Mood swings and behavior changes are widely accepted as part of being a teenager; however, authentic mental health problems are common in this age group. According to the American Academy of Pediatrics (AAP), 20 percent of children and teens have a mental health problem at any given time. And at least half of adults with mental health problems had symptoms by age 14.
So, how do you know if your teen’s behaviors are just the norm or a sign of something more serious? Here are some concerning signs suggested by the AAP to look for in your teen that may signal the need for more help:
poor school performance, especially if this is a change for your child
behavior and mood changes such as anxiety, sadness, irritability, lying, outbursts of anger, withdrawal from activities and friends, wanting to be alone frequently
changes in sleep patterns—sleeping too much or too little
self-harming behaviors such as cutting on skin or unhealthy changes in eating
increased physical complaints such as headaches, stomachaches, joint or muscle pains
drug and alcohol use
What can you do?
Try to talk to your teen. Hard as it is, really try to listen and not focus on giving advice or casting judgments at this point. You want your teen to feel comfortable sharing private information.
Talk to your child’s pediatrician. He or she has screening tools to better assess for possible mental health concerns and can help with referring for treatment.

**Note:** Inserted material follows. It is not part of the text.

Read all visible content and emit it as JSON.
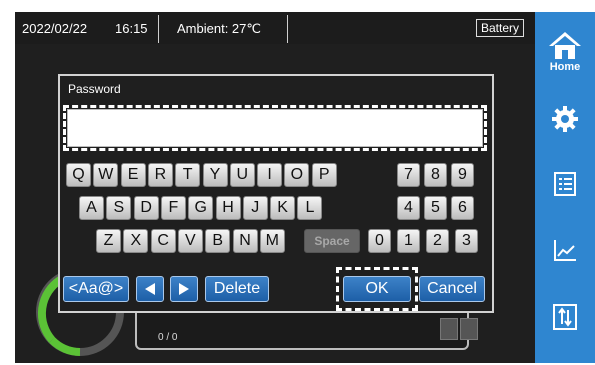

Talk to your child’s teachers and school. School can often help with resource information for finding help.